Chinese government photoshop disaster goes viral - Cory Doctorow, Boing Boing: A crummy government photoshop propaganda disaster in China has turned into a meme among Chinese netizens, who are furiously remixing three enthusiastic government officials into all manner of situations:
On the evening of June 26, an Internet user made a post titled "Too fake: the propaganda photo for our county" at the Tianya Forum. "I had nothing to do today so I visited the website for our county government. The headline story was about the upgrade for the road to the countryside. I looked at the photo and I almost coughed out half a liter of blood! Even a rank amateur like myself can tell that this was a PhotoShop job, and they had the nerve to put this on the home page!" The post included a screen capture of a photo,
in which three men were "floating" over a road. There were clear indications that this was a composite job. According to the caption: "County mayor Li Ningyi and vice-mayor Tang Xiaobing are inspecting the newly constructed country road at Lihong Town." This post drew plenty of readers, and the Huili County Government website was even down for a while because of the heavy traffic volume. On the afternoon of June 27, our reader interviewed the Huili County Government publicity department director Zhang Yongzhi. According to Zhang, several county leaders went out to inspect the road. An accompanying worker took some photos for the record. But when it came to posting onto the website, the worker decided that "the background of the original photo did not look very good" so a decision was made to crop the leaders onto a different background. The Huili County Government has removed all relevant information and reprimanded the worker who handled the photo. The Huili County Government issued an apology at the Tianya Forum and the Sina.com Weibo. Image from article
Opinion: We Are Living in 1984 - Randy Sly, catholic.org: "I'm not going to belabor all the parallels we could find in current society regarding 'Big Brother,' the thought police, the various government agencies, revisionist history and language (which Orwell called 'Newspeak'), not to mention sexuality gone out-of-control. However, one particular aspect of our current Orwellian culture involves what I would call 'Hatespeak.' It would seem, for example, that Catholics and other Christians are no longer allowed to express personal conviction or Catholic teaching about moral issues such as same-sex marriage or abortion.
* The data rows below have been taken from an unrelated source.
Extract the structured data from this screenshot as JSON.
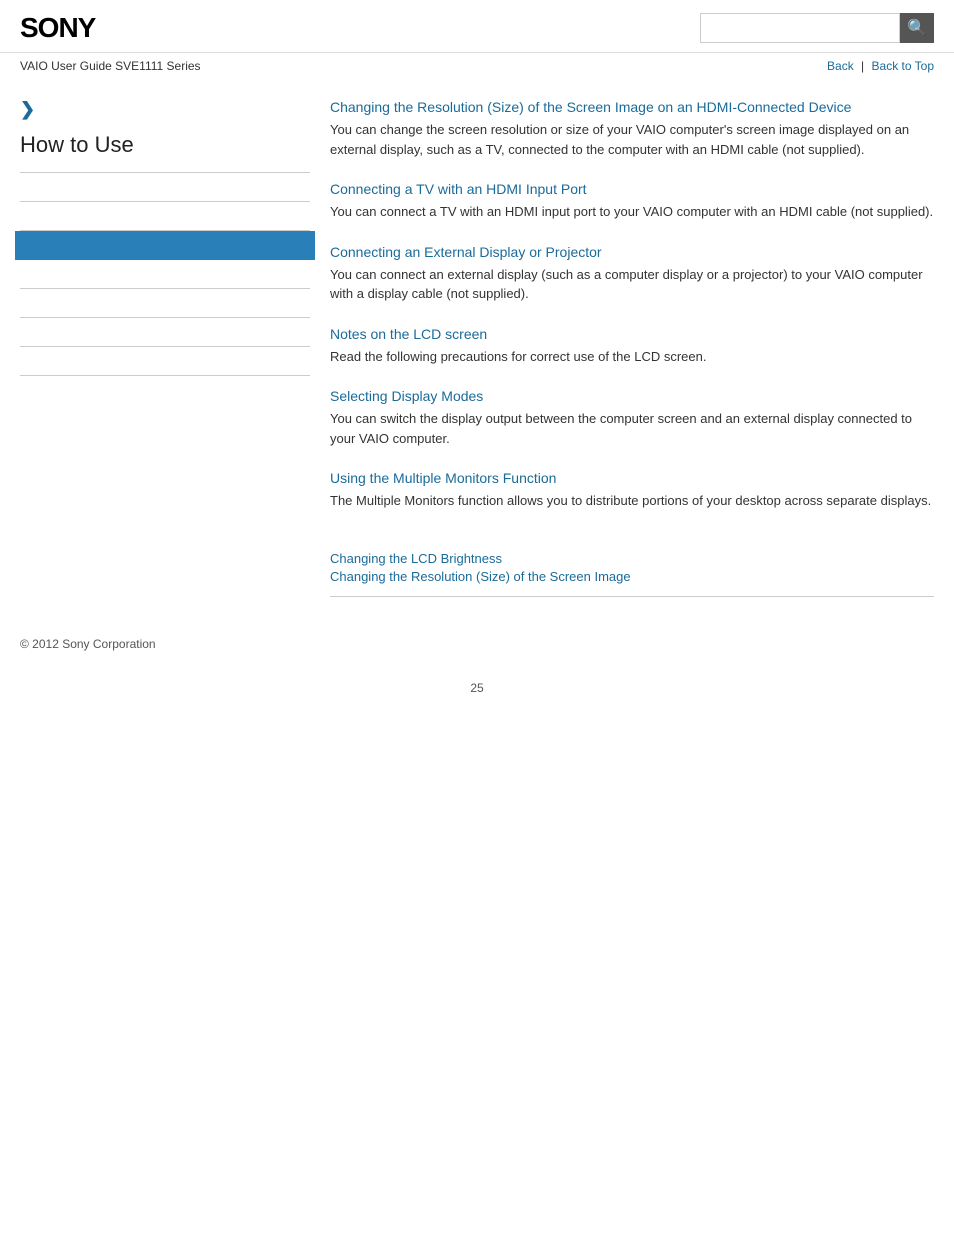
{
  "header": {
    "logo": "SONY",
    "search_placeholder": "",
    "search_icon": "🔍"
  },
  "subheader": {
    "guide_title": "VAIO User Guide SVE1111 Series",
    "nav": {
      "back_label": "Back",
      "separator": "|",
      "back_to_top_label": "Back to Top"
    }
  },
  "sidebar": {
    "arrow": "❯",
    "title": "How to Use",
    "items": [
      {
        "label": "",
        "active": false
      },
      {
        "label": "",
        "active": false
      },
      {
        "label": "",
        "active": true
      },
      {
        "label": "",
        "active": false
      },
      {
        "label": "",
        "active": false
      },
      {
        "label": "",
        "active": false
      },
      {
        "label": "",
        "active": false
      }
    ]
  },
  "content": {
    "sections": [
      {
        "link": "Changing the Resolution (Size) of the Screen Image on an HDMI-Connected Device",
        "desc": "You can change the screen resolution or size of your VAIO computer's screen image displayed on an external display, such as a TV, connected to the computer with an HDMI cable (not supplied)."
      },
      {
        "link": "Connecting a TV with an HDMI Input Port",
        "desc": "You can connect a TV with an HDMI input port to your VAIO computer with an HDMI cable (not supplied)."
      },
      {
        "link": "Connecting an External Display or Projector",
        "desc": "You can connect an external display (such as a computer display or a projector) to your VAIO computer with a display cable (not supplied)."
      },
      {
        "link": "Notes on the LCD screen",
        "desc": "Read the following precautions for correct use of the LCD screen."
      },
      {
        "link": "Selecting Display Modes",
        "desc": "You can switch the display output between the computer screen and an external display connected to your VAIO computer."
      },
      {
        "link": "Using the Multiple Monitors Function",
        "desc": "The Multiple Monitors function allows you to distribute portions of your desktop across separate displays."
      }
    ],
    "bottom_links": [
      "Changing the LCD Brightness",
      "Changing the Resolution (Size) of the Screen Image"
    ]
  },
  "footer": {
    "copyright": "© 2012 Sony Corporation"
  },
  "page_number": "25"
}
To do so is considered a personal attack on individuals and relegated as a hate crime when we are addressing a principle even though no people are targeted."
Universities turn to outsourced instructors - Didi Tang, USA TODAY: Virtually unheard of a decade ago, instructional outsourcing is sprouting on university campuses around the country. "Given the significant reduction in state support for public education, compounded
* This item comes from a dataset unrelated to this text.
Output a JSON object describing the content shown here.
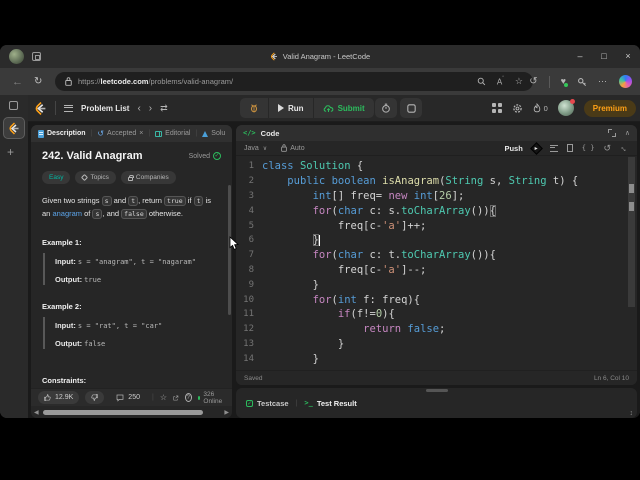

by the fact institutions need to maintain quality programs, we are going to see additional innovative attempts at partnerships that will address both issues of being able to provide cost-efficient programs that are high quality," says Daniel Hurley, director of state relations and policy analysis for the American Association of State Colleges and Universities. Image from
"So infinitesimal did I find knowledge of Art, west of the Rocky Mountains, that an art patron -- one who in his day had been a miner -- actually sued the railroad company for damages because the plaster cast of Venus of Milo which he had imported from Paris had been delivered minus the arms.
--Oscar Wilde; cited Matthew Hofer & Gary Scharnhorst, Oscar Wilde in America: The Interviews (2010), p. 180; image from